- What’s your favorite tailgate treat? Anything that fits between really good bread. It could be hot dogs, brats, burgers, cheese, and sausages. Also the garnishes like sauerkraut, crunchy pickles, grilled onions; all make for the perfect tailgate menu.
- What’s one thing you wish would disappear from tailgates? I still don’t know why there always has to be someone who brings some type of “healthy” snack. The crudités with the dried looking celery and carrots under the plastic dome; I just look at that thing and shake my head.
- What do you bring? I always bring something that can go on the grill. I prefer to bring fussed-up burgers, like lamb burgers with cumin mayo or buffalo burgers with Gruyere cheese. Sausages are a must … I always go to the local butcher to find great sausages for grilling.
- Anything else you want to add? The best way to enjoy your tailgate is to plan the cooking ahead.
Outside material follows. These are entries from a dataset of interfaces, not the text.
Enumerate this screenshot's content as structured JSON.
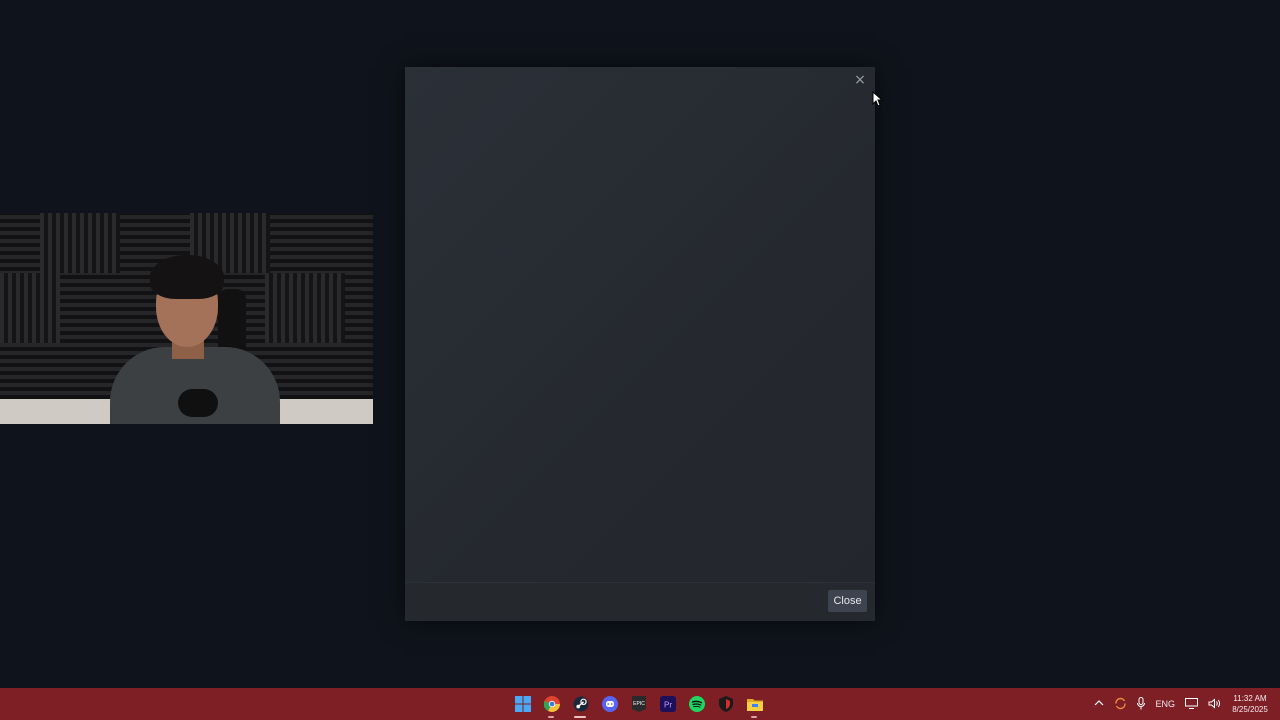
{
  "dialog": {
    "close_x": "×",
    "close_button_label": "Close"
  },
  "taskbar": {
    "apps": [
      {
        "name": "windows-start",
        "color": "#3b9ff0"
      },
      {
        "name": "chrome",
        "color": "#e8b23a"
      },
      {
        "name": "steam",
        "color": "#ffffff"
      },
      {
        "name": "discord",
        "color": "#5865f2"
      },
      {
        "name": "epic-games",
        "color": "#e6e6e6"
      },
      {
        "name": "premiere-pro",
        "color": "#2b1d6b"
      },
      {
        "name": "spotify",
        "color": "#1ed760"
      },
      {
        "name": "shield",
        "color": "#d42b2b"
      },
      {
        "name": "file-explorer",
        "color": "#f2c12e"
      }
    ],
    "tray": {
      "language": "ENG",
      "time": "11:32 AM",
      "date": "8/25/2025"
    }
  },
  "colors": {
    "desktop_bg": "#0f141c",
    "taskbar_bg": "#7e1f26",
    "dialog_bg": "#2b3038",
    "button_bg": "#3d4450"
  }
}
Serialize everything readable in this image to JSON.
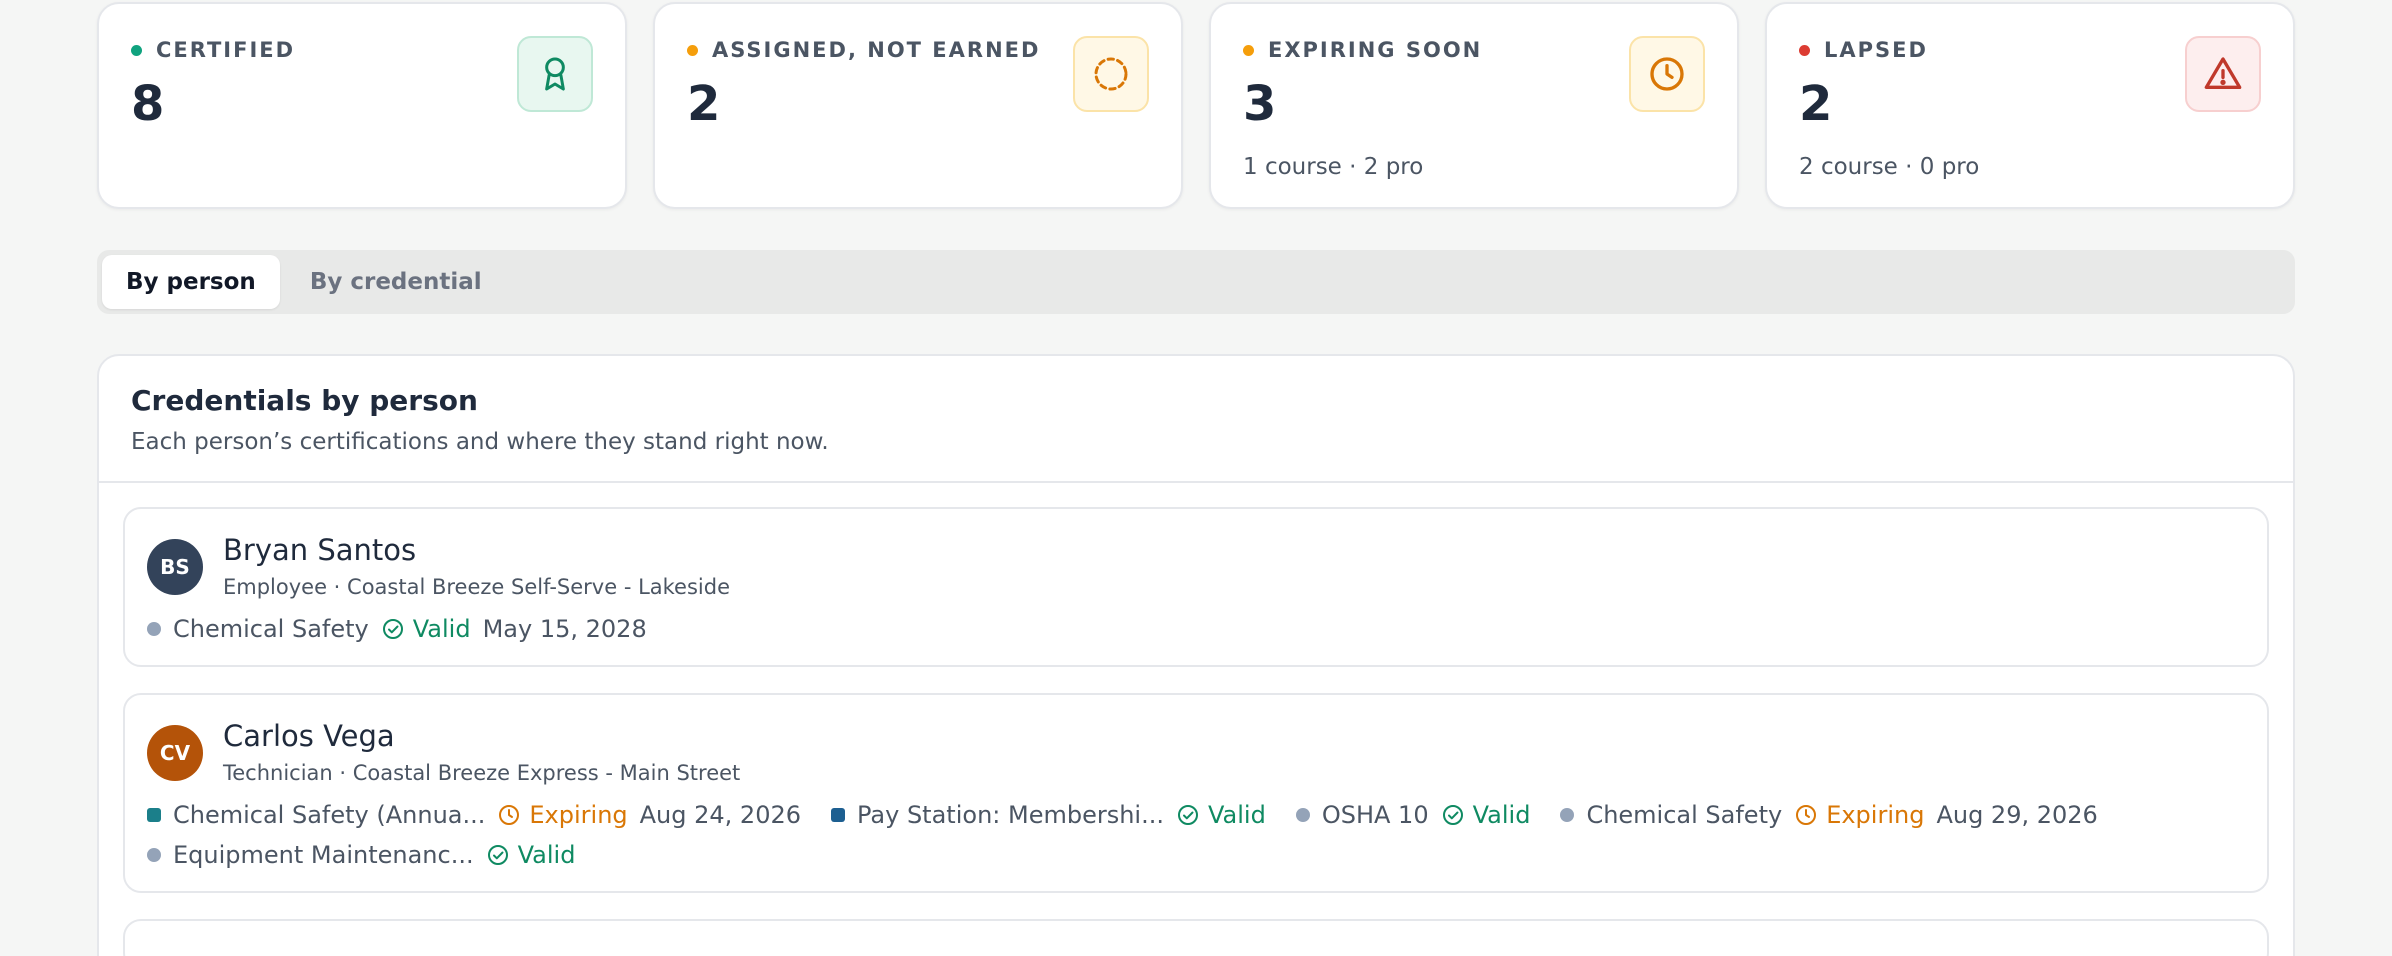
{
  "stats": [
    {
      "label": "CERTIFIED",
      "value": "8",
      "sub": "",
      "dot": "#10a37f",
      "icon": "ribbon-icon",
      "icon_color": "#0f8a62",
      "icon_bg": "#e8f7f0",
      "icon_border": "#bfe8d6"
    },
    {
      "label": "ASSIGNED, NOT EARNED",
      "value": "2",
      "sub": "",
      "dot": "#f59e0b",
      "icon": "dashed-circle-icon",
      "icon_color": "#d97706",
      "icon_bg": "#fff8e6",
      "icon_border": "#fbe3a8"
    },
    {
      "label": "EXPIRING SOON",
      "value": "3",
      "sub": "1 course · 2 pro",
      "dot": "#f59e0b",
      "icon": "clock-icon",
      "icon_color": "#d97706",
      "icon_bg": "#fff8e6",
      "icon_border": "#fbe3a8"
    },
    {
      "label": "LAPSED",
      "value": "2",
      "sub": "2 course · 0 pro",
      "dot": "#dc3c32",
      "icon": "warning-icon",
      "icon_color": "#c0392b",
      "icon_bg": "#fdeeee",
      "icon_border": "#f7cfcf"
    }
  ],
  "tabs": [
    {
      "label": "By person",
      "active": true
    },
    {
      "label": "By credential",
      "active": false
    }
  ],
  "panel": {
    "title": "Credentials by person",
    "subtitle": "Each person’s certifications and where they stand right now."
  },
  "people": [
    {
      "initials": "BS",
      "avatar_color": "#33435a",
      "name": "Bryan Santos",
      "meta": "Employee · Coastal Breeze Self-Serve - Lakeside",
      "credentials": [
        {
          "name": "Chemical Safety",
          "marker": "circle",
          "marker_color": "#94a3b8",
          "status": "Valid",
          "status_type": "valid",
          "date": "May 15, 2028"
        }
      ]
    },
    {
      "initials": "CV",
      "avatar_color": "#b45309",
      "name": "Carlos Vega",
      "meta": "Technician · Coastal Breeze Express - Main Street",
      "credentials": [
        {
          "name": "Chemical Safety (Annua...",
          "marker": "square",
          "marker_color": "#1b7f8a",
          "status": "Expiring",
          "status_type": "expiring",
          "date": "Aug 24, 2026"
        },
        {
          "name": "Pay Station: Membershi...",
          "marker": "square",
          "marker_color": "#1d5f91",
          "status": "Valid",
          "status_type": "valid",
          "date": ""
        },
        {
          "name": "OSHA 10",
          "marker": "circle",
          "marker_color": "#94a3b8",
          "status": "Valid",
          "status_type": "valid",
          "date": ""
        },
        {
          "name": "Chemical Safety",
          "marker": "circle",
          "marker_color": "#94a3b8",
          "status": "Expiring",
          "status_type": "expiring",
          "date": "Aug 29, 2026"
        },
        {
          "name": "Equipment Maintenanc...",
          "marker": "circle",
          "marker_color": "#94a3b8",
          "status": "Valid",
          "status_type": "valid",
          "date": ""
        }
      ]
    }
  ]
}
Proper planning of the tailgate area and ensuring there is adequate cooking space and ice to keep things cold are essential to preparing a fantastic meal.
- 1/2 lb. ground lamb
- 1/4 tsp fennel seed
- 1/4 tsp ground coffee
- 1/4 tsp ground ginger
- 1/2 tsp chopped mint
- 1/2 tsp chopped garlic
- 1/2 tsp kosher salt
- 1/4 tsp crack black pepper
- 1/8 tsp red pepper flake
- 1 tsp Greek yogurt
- In a large mixing bowl, combine all ingredients.
- Let stand for a minimum of 1 hour, the shape into 8-ounce burgers.
- Grill burger on high heat, 5 minutes each side.
- Serve burger medium to medium-rare for best results.
- Top with Cumin Mayo: Combine 2 tbsp mayo, 1/4 tsp ground cumin, 1/4 tsp lemon zest, 1/4 tsp red pepper chili flakes.
Tried and true or tired and tossable? Re-evaluate your tailgate tendencies and try something new this season. After all, a bowl of stale chips does not generate bowl-game-worthy enthusiasm. Food and football — this is serious. Go in peace … and make sure the bucket has enough pieces. Amen.